When Did House Prices Get Out of Hand?
By Arnold Kling
One of the talking points among those who deny that Freddie and Fannie played a large role in the housing bubble is that the agencies lost market share in 2003 and 2004, and that is when house prices took off. Some actual data on house prices might offer perspective.
The agency that regulates Freddie and Fannie maintains an index of house prices that is available for download. Using the seasonally-adjusted quarterly data, here are some values:
2002, Q4: 165.47
2004, Q4: 194.47
2006, Q4: 219.96
2007, Q2 (the peak): 224.02
2010, Q1 (the low point): 191.35
2010, Q2 (the latest data point): 196.38
From the end of 2002 to the end of 2004 (the period when Freddie and Fannie were losing market share), prices went up 17.5 percent. Over the next two years, as Freddie and Fannie got back into the market, prices only went up 13.1 percent.
So, was 2003 and 2004 a period when the bubble really took off? At what point did the level of house prices reach unsustainable levels?
If house prices hit bottom earlier this year (admittedly, that is a big if), then the house price index at the end of 2004 was at reasonable levels. The real bubble took off from 2005 through the middle of 2007.
To put this another way, if you stopped lending in 2004, there is a good chance that your borrowers have some equity in their homes–on average, they have retained their down payment plus whatever principal has been paid down on their mortgages. Defaults from loans made before 2005 ought to be much lower than default rates on loans made afterward (and in fact the analysis of loan defaults strongly supports this).
In hindsight, Freddie and Fannie chose the worst possible time to jump back into the market. In hindsight, the rise in house prices in 2003 and 2004 was not a bubble–buying a house in January of 2003 would have given you a capital gain, not a capital loss.

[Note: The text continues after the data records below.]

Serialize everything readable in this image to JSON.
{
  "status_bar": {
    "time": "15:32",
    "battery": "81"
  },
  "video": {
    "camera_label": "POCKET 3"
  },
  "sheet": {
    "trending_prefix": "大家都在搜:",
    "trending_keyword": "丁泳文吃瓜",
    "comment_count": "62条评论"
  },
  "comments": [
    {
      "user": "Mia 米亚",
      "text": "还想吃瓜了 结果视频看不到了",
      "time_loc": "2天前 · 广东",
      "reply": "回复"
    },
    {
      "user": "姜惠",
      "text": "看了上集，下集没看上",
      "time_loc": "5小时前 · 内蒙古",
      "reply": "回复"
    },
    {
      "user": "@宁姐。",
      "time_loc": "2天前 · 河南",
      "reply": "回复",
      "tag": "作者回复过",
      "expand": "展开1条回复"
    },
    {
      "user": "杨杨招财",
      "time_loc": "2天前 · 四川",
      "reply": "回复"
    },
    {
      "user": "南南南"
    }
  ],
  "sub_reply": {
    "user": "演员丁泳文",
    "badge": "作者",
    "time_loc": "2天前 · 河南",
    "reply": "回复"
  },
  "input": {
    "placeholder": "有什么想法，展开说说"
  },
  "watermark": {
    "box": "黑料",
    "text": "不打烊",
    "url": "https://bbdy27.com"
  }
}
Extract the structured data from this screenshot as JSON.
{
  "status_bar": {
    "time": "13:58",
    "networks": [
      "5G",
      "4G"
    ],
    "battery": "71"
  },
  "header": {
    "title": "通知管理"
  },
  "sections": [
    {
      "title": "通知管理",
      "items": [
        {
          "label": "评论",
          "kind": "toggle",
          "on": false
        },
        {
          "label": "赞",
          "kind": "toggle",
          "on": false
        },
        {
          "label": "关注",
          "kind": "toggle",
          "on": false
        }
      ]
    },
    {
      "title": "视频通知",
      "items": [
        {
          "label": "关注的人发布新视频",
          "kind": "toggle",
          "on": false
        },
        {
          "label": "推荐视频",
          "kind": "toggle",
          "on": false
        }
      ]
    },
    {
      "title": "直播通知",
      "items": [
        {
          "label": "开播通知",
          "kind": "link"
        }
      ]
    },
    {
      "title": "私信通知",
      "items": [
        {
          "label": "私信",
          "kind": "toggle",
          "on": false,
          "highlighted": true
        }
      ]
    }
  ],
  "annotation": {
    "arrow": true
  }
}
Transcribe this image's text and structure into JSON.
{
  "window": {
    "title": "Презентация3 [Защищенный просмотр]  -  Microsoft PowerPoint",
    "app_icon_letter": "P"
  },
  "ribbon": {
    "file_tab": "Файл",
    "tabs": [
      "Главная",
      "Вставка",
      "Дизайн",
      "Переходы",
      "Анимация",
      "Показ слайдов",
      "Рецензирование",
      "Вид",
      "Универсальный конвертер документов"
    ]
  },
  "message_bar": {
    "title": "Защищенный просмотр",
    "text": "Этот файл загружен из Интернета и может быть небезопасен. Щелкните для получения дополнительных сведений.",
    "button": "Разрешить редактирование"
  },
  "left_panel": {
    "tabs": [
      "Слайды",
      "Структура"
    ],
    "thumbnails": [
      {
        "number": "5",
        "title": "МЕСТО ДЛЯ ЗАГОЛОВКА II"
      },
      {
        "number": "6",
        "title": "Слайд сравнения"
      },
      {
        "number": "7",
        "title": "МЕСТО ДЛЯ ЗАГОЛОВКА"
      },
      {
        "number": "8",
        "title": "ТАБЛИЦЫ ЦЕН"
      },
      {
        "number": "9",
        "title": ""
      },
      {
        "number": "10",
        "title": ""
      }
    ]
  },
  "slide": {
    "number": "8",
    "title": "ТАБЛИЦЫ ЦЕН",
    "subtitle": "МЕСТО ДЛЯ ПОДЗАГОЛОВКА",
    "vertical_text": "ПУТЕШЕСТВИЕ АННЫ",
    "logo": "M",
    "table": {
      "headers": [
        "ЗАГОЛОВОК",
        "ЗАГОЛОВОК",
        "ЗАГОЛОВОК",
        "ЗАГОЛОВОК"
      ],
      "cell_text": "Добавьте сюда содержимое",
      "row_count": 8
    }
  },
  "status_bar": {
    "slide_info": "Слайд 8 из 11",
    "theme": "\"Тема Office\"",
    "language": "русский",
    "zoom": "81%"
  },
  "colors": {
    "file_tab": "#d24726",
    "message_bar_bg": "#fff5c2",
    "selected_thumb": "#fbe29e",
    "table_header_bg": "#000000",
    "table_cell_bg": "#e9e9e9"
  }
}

Even setting aside the contentious issue of Freddie and Fannie, I think it helps to have this perspective on house prices. People who write as if the entire run-up in house prices from the late 1990’s through 2007 was a bubble are being misleading, unless they want to argue that the worst is yet to come in the housing market. If the worst is over, then house prices did not get out of hand until some time after 2004.